Yes, Sen. Cruz shares your hatred for the recent adaptations of Jane Austen’s novels, Ms. Flynn – may I call you Barbara? – and will have Ben H. Winters and Seth Grahame-Smith flayed alive in the Rose Garden.
Okay, I made that one up, but you get the idea. But none of this means that Mr. Trump’s got this locked up though. Far from it. The tricky bit is trying to quantify it all. What follows is a crude-but-not-crazy (I hope) attempt to do just that.
The 9th level wizards over at FiveThirtyEight are currently offering a consensus projection that Mr. Trump will end up with 1,174 delegates after the last of the primaries is over. That’s great, but, dude, where’s my variance? It’s in another article. Sorta.
[T]here was a somewhat bimodal distribution in the total number of delegates our respondents expected Drumpf to reach. Three of us have Drumpf earning from 1,136 to 1,156, and three have him winning from 1,237 to 1,244. (The other two respondents have him in the 1200s but short of 1,237.
Okay, that’s better, but not perfect. The standard deviation is about 45 here. (I’m suppressing a bit of guess work that, as it turns out, doesn’t have much impact on the outcome.) If so, Mr. Trump has a mere 8% chance of getting to 1,237 or higher.
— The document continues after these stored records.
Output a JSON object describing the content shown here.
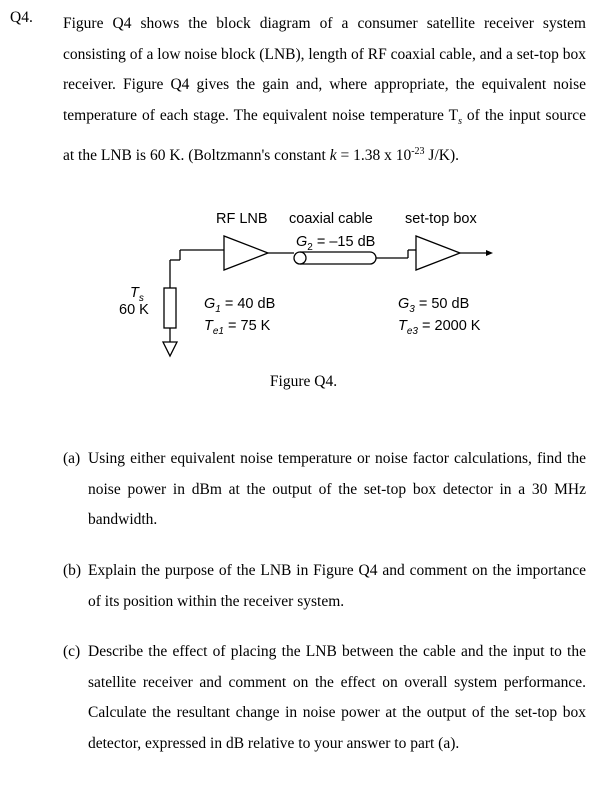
{
  "question": {
    "number": "Q4.",
    "intro": "Figure Q4 shows the block diagram of a consumer satellite receiver system consisting of a low noise block (LNB), length of RF coaxial cable, and a set-top box receiver. Figure Q4 gives the gain and, where appropriate, the equivalent noise temperature of each stage. The equivalent noise temperature T",
    "intro_sub": "s",
    "intro_cont": " of the input source at the LNB is 60 K. (Boltzmann's constant ",
    "k_symbol": "k",
    "k_value": " = 1.38 x 10",
    "k_exp": "-23",
    "k_unit": " J/K)."
  },
  "diagram": {
    "headers": {
      "lnb": "RF LNB",
      "cable": "coaxial cable",
      "stb": "set-top box"
    },
    "source": {
      "temp_symbol": "T",
      "temp_sub": "s",
      "temp_value": "60 K"
    },
    "cable_gain": {
      "symbol": "G",
      "sub": "2",
      "value": " = –15 dB"
    },
    "lnb": {
      "gain": {
        "symbol": "G",
        "sub": "1",
        "value": " = 40 dB"
      },
      "temp": {
        "symbol": "T",
        "sub": "e1",
        "value": " = 75 K"
      }
    },
    "stb": {
      "gain": {
        "symbol": "G",
        "sub": "3",
        "value": " = 50 dB"
      },
      "temp": {
        "symbol": "T",
        "sub": "e3",
        "value": " = 2000 K"
      }
    },
    "caption": "Figure Q4."
  },
  "parts": [
    {
      "label": "(a)",
      "text": "Using either equivalent noise temperature or noise factor calculations, find the noise power in dBm at the output of the set-top box detector in a 30 MHz bandwidth."
    },
    {
      "label": "(b)",
      "text": "Explain the purpose of the LNB in Figure Q4 and comment on the importance of its position within the receiver system."
    },
    {
      "label": "(c)",
      "text": "Describe the effect of placing the LNB between the cable and the input to the satellite receiver and comment on the effect on overall system performance. Calculate the resultant change in noise power at the output of the set-top box detector, expressed in dB relative to your answer to part (a)."
    }
  ]
}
I repeat: 8%. That was a big surprise to me. And, on these assumptions, Mr. Trump has a only a 28% chance of getting over 1,200, the point at which some sources things he’d be close enough to get the nomination on the first ballot as the result of some pre-convention tinkering . Other sources suggest that as long as he’s within 50 delegates after California (38% likelihood), Mr. Trump will get the nomination on the first ballot. The nice folks over at the University of Virginia’s Center for Politics tell us, “Only if Trump finishes 100 or more delegates short does the contested convention become a more prominent possibility,” and this little toy of a model I’m using predicts that there’s a 79% that he will get at least 1,137.
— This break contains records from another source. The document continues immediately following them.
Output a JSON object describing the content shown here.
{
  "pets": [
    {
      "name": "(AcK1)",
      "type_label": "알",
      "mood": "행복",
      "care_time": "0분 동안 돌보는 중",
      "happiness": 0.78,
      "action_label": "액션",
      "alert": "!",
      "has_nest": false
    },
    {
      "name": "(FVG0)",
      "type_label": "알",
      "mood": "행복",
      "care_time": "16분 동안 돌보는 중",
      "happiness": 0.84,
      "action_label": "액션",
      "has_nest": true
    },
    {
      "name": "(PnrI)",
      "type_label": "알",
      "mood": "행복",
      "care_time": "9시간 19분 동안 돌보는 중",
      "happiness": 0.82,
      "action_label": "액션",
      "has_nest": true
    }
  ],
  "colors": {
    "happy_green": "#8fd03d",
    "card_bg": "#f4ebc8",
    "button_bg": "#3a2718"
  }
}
On the basis of the above, I offer the following as a piecewise function taking us from the number of delegates that Mr. Trump eventually secures to the probability that he’ll win on the first ballot.
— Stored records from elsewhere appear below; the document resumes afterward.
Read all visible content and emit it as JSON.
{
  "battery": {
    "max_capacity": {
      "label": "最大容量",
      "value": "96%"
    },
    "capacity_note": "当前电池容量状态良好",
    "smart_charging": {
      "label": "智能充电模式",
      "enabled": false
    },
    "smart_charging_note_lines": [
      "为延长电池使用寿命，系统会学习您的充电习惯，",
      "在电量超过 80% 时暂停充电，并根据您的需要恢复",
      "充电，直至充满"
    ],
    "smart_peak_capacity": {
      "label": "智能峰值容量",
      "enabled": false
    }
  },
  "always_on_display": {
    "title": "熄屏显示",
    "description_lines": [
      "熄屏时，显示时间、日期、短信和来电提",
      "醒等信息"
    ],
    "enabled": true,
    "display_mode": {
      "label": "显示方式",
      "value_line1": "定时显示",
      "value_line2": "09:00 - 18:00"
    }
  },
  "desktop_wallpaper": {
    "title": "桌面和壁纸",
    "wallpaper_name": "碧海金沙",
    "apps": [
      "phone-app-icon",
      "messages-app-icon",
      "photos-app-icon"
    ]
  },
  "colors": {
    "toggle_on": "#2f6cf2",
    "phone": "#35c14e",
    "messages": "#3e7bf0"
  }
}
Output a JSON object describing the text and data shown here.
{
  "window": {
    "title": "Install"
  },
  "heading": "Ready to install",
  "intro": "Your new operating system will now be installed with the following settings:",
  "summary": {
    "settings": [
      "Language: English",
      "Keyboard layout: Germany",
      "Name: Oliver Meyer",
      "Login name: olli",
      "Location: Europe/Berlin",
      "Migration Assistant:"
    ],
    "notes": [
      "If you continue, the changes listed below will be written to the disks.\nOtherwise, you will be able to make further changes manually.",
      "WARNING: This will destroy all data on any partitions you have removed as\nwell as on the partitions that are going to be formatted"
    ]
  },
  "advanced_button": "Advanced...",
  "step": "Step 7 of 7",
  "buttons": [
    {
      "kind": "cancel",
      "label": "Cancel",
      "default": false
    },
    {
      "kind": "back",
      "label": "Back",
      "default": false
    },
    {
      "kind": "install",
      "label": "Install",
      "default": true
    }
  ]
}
- 1,237+ –> 0.99 (If Mr. Trump goes over 1,236, he’s almost sure to win on the first ballot)
- 1,200-1236 –> 0.85 (If Mr. Trump is over 1,200, he’s very likely to win on the first ballot)
- 1187-1199 –> 0.68 (If Mr. Trump is within 50 delegates, he’s about a 2-to-1 favorite)
- 1161-1186 –> 0.50 (If Mr. Trump is in the upper 1,100s his chances to securing enough delegates are about even-money)
- 1137-1160 –> 0.25 (If Mr. Trump is this far away from 1,237 he’ll look weak and wounded, and delegates will be much less likely to to be wooed)
As before, this is a crude approach, but if you think you can do better, then please tell me how because I’d love to learn a new trick or two.
Anyway, from here it’s pretty easy. Mr. Trump’s chances of winning on the first ballot = (0.08*0.99)+(0.20*0.85)+(0.10*0.68)+(0.22*0.50)+(0.17*0.25)=0.47, with a little rounding up. That’s remarkably close to the current consensus forecast! I guess I could have saved myself some time by going with it, but this was fun. I’m also adding 0.05 to counteract my biases I mentioned in the first few paragraphs.
Note: There’s a lot of sloppiness above. Instead of a piecewise function, for instance, I should have fit a continuous curve and then integrated the function that describes it. But…you know…laziness. Plus, the results would not be that different, I think.